Should You Stretch?
Get full access to Outside Learn, our online education hub featuring in-depth fitness, nutrition, and adventure courses and more than 2,000 instructional videos when you sign up for Outside+.
According to a new study, static stretching before running does nothing to prevent injury, the New York Times reports.
USA Track and Field enlisted 1,400 runners in the study, telling one group to do static stretches before running and the other group to run sans stretching. After three months of these regimens, both groups had nearly identical injury rates.
The debate about the effectiveness of stretching–both before and after exercise–in preventing injury and muscle soreness has gone on for years.
A 2002 study found that “stretching before and after exercising does not confer protection from muscle soreness and stretching before exercise does not seem to confer a practically useful reduction in the risk of injury.” A 2005 review of five studies conducted on stretching found the same thing. Both concluded that further research is needed to determine how stretching effects athletic performance.
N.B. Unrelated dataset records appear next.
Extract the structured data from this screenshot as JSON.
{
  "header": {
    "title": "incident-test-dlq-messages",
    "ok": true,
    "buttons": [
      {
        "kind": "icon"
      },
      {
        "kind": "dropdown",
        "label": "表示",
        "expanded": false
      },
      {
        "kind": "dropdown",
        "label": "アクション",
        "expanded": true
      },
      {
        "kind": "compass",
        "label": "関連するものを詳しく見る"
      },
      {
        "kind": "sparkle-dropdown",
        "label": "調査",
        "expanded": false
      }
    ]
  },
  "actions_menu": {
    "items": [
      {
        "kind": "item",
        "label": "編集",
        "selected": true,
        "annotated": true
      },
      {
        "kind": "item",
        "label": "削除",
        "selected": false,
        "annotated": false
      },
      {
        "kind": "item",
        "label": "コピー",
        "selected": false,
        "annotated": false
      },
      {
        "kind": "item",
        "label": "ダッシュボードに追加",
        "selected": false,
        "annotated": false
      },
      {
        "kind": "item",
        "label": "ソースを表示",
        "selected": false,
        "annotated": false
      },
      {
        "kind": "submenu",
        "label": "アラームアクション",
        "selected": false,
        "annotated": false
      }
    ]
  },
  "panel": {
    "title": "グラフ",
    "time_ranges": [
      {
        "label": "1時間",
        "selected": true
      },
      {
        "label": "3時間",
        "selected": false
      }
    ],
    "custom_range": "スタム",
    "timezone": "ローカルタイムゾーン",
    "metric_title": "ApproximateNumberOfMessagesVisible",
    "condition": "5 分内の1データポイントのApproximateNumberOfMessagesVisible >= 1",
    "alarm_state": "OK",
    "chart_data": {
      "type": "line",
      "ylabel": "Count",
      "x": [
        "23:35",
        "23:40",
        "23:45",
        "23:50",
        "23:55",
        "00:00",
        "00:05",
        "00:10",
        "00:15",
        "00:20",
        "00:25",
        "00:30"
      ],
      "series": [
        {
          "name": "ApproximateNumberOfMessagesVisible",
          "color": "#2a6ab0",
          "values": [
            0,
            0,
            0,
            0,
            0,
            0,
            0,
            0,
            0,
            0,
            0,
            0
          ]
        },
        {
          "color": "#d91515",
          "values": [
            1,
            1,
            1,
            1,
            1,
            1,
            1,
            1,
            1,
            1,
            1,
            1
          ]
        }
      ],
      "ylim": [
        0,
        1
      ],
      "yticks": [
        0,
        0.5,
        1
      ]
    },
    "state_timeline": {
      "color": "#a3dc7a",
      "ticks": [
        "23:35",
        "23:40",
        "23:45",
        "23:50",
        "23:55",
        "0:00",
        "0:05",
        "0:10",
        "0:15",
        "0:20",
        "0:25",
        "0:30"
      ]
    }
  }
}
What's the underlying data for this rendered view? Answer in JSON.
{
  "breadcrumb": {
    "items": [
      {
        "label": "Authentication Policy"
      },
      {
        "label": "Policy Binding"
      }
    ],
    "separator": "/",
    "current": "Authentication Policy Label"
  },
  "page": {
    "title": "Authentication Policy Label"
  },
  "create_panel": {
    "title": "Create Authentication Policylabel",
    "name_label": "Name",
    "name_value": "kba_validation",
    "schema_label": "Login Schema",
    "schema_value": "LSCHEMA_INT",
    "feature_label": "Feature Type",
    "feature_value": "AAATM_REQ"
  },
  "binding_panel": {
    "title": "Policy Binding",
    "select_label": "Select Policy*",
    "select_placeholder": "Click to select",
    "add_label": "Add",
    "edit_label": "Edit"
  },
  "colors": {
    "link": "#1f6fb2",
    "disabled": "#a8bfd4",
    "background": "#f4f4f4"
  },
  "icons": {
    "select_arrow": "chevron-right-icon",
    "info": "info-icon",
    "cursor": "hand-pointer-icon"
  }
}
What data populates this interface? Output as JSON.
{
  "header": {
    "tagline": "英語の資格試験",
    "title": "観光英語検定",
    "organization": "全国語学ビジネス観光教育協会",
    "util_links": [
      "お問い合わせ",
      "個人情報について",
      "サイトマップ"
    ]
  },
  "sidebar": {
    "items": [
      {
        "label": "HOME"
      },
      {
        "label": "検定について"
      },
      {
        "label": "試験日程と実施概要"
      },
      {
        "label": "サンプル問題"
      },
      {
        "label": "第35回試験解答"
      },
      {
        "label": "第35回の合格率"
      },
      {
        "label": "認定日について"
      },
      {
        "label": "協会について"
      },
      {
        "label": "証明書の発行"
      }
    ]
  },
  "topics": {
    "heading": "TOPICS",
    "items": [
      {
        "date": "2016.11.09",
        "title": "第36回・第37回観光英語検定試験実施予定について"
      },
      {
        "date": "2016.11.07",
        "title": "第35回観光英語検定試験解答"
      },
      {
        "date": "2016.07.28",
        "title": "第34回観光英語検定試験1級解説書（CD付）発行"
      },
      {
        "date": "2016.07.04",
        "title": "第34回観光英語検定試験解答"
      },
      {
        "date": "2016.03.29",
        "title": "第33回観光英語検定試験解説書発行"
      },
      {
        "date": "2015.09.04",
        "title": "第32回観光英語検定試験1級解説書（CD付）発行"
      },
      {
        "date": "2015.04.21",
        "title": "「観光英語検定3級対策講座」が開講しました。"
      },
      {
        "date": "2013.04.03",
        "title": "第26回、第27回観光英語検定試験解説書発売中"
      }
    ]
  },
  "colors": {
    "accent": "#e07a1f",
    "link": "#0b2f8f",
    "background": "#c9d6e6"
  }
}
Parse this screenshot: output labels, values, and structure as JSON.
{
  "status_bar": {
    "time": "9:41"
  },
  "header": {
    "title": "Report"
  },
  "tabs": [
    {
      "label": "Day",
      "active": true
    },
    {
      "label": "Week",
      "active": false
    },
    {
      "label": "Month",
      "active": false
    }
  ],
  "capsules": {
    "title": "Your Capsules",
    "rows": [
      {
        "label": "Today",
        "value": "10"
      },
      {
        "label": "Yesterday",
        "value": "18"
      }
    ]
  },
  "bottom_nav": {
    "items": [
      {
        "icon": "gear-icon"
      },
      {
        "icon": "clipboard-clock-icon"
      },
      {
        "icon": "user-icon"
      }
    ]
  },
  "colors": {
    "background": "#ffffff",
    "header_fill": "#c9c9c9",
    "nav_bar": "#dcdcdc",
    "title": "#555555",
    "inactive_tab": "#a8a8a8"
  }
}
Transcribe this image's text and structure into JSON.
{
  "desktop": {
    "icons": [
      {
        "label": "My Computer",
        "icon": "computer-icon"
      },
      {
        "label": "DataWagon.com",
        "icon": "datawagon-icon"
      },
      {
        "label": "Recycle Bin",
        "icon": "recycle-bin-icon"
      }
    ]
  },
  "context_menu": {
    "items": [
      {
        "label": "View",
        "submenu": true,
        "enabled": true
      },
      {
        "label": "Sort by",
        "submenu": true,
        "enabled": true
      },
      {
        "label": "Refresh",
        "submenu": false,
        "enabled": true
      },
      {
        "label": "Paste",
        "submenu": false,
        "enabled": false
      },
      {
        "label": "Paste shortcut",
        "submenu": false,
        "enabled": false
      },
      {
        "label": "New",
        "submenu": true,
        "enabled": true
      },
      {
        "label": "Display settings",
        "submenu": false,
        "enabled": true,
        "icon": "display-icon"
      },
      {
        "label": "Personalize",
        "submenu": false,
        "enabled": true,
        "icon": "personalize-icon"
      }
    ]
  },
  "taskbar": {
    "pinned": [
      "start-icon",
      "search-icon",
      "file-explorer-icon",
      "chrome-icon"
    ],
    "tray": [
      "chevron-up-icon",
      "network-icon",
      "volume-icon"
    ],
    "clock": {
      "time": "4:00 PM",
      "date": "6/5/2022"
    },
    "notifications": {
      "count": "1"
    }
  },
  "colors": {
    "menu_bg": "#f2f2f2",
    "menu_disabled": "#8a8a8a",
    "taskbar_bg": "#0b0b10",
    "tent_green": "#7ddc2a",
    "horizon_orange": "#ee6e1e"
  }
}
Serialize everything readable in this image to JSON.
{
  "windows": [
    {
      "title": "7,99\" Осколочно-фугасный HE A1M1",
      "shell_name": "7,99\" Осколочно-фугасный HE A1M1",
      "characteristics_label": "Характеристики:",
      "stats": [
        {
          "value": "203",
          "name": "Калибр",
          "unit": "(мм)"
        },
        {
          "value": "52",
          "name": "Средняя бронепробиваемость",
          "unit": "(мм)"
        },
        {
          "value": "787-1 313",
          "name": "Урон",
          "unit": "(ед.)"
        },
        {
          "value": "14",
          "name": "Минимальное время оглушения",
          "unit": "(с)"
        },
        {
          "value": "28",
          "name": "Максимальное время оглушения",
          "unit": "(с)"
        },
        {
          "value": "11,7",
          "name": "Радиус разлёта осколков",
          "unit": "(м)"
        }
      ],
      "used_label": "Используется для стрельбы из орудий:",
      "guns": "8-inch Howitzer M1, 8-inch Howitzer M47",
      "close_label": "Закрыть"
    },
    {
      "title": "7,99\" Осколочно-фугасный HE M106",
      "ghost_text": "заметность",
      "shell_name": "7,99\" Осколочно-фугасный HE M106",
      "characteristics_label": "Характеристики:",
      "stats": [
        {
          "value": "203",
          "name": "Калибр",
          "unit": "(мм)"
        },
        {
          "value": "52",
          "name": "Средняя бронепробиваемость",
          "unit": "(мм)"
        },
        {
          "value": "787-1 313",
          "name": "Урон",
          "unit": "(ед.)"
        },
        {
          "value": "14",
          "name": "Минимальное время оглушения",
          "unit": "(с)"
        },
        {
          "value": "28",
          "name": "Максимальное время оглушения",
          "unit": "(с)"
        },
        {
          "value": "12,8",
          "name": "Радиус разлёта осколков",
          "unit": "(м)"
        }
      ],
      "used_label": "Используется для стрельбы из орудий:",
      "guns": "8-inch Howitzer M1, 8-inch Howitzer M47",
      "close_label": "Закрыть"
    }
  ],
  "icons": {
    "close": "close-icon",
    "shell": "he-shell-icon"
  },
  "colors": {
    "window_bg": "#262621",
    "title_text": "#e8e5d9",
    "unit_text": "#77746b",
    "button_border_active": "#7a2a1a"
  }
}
So should you stretch? A physiologist interviewed by the NYT “suggests that an ideal preworkout routine 'consists of a very easy warm-up, followed by a gradual increase in intensity and then dynamic stretching.'”
Photo courtesy Tobyotter on Flickr.